Problem requirements -> Whenever the word "Find" appears in a line of the data below, copy that line.
══ Information given
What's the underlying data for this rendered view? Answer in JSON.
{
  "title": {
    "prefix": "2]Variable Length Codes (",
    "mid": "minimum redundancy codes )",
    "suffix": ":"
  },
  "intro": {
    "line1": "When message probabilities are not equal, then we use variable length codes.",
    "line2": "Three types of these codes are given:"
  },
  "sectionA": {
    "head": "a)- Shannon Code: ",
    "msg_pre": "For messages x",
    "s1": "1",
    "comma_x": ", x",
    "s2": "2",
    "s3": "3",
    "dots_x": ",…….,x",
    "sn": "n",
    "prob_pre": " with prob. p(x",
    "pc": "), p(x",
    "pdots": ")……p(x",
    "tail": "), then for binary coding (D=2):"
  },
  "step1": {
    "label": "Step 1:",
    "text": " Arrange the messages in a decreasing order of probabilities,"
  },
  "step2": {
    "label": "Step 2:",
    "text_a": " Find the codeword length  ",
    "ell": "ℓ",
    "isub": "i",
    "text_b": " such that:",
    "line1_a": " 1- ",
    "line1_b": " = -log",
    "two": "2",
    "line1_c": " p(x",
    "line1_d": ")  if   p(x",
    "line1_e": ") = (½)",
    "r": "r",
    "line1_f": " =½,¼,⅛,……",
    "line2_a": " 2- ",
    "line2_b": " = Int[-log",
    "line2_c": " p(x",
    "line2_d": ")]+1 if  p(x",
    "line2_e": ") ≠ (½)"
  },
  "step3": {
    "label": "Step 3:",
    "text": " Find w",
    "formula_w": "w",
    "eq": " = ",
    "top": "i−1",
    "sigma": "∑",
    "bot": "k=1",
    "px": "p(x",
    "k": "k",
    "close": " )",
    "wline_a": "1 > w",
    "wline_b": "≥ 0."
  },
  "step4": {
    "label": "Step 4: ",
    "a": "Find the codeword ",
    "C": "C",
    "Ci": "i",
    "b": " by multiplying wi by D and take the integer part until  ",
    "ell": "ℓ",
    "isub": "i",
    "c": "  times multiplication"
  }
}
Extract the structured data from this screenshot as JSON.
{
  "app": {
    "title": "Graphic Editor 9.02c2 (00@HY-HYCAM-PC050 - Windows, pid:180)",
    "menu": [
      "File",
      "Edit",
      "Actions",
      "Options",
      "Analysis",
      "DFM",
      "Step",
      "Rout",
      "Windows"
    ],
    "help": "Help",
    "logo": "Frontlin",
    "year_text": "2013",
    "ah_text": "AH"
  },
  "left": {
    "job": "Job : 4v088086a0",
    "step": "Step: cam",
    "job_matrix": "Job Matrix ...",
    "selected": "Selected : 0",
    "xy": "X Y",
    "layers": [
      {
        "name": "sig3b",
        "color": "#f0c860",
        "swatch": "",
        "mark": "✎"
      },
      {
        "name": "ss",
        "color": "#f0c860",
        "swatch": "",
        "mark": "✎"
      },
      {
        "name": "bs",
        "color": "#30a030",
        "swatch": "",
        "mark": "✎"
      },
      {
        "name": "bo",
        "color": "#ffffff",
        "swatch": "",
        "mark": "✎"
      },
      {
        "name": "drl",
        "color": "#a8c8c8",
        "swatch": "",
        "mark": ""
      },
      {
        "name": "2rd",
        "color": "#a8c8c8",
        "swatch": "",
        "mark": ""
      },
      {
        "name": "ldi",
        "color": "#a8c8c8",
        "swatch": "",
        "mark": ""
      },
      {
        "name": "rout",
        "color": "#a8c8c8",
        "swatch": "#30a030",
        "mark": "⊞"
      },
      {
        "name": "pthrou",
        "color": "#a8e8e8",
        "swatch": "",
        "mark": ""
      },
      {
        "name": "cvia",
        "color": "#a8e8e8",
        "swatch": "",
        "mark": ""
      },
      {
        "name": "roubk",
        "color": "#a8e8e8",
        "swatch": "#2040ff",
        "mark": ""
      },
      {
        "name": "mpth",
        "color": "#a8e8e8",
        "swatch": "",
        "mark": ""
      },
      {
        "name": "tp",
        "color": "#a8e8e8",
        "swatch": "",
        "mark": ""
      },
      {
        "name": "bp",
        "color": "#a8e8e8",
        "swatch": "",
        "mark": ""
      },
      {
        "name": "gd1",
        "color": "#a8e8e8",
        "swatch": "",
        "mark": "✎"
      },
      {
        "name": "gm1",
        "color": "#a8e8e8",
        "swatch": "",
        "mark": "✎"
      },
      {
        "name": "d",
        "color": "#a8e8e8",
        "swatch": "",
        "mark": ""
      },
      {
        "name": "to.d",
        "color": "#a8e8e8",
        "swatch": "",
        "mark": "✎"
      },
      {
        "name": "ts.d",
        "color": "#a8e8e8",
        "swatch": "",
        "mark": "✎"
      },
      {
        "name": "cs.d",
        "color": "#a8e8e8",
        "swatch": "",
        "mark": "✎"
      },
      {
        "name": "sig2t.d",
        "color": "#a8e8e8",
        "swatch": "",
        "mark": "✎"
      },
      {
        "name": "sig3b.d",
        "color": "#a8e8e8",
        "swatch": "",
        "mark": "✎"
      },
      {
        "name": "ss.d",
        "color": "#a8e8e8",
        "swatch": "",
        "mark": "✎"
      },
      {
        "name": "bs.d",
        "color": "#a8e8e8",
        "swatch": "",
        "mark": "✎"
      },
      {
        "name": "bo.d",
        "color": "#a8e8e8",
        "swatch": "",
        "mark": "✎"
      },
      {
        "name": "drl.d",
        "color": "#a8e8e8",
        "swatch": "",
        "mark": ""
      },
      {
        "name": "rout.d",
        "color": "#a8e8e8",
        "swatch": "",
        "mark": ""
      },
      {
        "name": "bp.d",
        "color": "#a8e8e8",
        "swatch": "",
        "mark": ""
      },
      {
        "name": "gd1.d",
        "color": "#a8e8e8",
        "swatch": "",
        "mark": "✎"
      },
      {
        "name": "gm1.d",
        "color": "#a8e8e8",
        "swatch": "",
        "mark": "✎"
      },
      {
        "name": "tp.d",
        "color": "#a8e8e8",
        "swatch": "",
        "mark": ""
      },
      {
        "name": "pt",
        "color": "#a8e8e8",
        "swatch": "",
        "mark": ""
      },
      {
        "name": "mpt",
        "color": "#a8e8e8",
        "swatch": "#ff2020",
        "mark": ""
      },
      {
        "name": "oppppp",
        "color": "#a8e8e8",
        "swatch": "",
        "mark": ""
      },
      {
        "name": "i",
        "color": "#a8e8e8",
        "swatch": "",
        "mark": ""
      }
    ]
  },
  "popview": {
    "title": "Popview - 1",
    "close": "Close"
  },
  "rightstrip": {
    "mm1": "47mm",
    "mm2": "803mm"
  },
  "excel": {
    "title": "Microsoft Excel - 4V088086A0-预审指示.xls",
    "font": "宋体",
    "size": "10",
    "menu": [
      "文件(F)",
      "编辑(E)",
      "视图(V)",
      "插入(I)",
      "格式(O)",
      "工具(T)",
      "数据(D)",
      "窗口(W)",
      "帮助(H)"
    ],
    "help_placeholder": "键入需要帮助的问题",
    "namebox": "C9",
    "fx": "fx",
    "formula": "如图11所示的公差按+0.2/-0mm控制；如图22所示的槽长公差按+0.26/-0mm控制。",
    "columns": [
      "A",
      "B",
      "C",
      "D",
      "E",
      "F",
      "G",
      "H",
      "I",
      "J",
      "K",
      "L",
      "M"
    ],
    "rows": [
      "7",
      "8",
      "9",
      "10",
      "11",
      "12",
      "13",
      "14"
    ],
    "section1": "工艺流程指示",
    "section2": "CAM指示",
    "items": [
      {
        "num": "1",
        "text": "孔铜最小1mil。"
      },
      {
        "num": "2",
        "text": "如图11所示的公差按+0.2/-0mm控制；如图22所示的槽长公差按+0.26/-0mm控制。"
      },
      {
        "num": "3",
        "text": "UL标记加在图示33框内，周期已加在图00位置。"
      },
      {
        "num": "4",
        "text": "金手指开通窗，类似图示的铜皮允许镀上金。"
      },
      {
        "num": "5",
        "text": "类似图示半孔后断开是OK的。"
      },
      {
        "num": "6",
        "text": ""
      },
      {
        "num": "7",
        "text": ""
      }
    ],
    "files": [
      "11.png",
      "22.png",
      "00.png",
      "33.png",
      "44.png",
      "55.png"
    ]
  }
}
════
Answer box ->
    "text_a": " Find the codeword length  ",
    "text": " Find w",
    "a": "Find the codeword ",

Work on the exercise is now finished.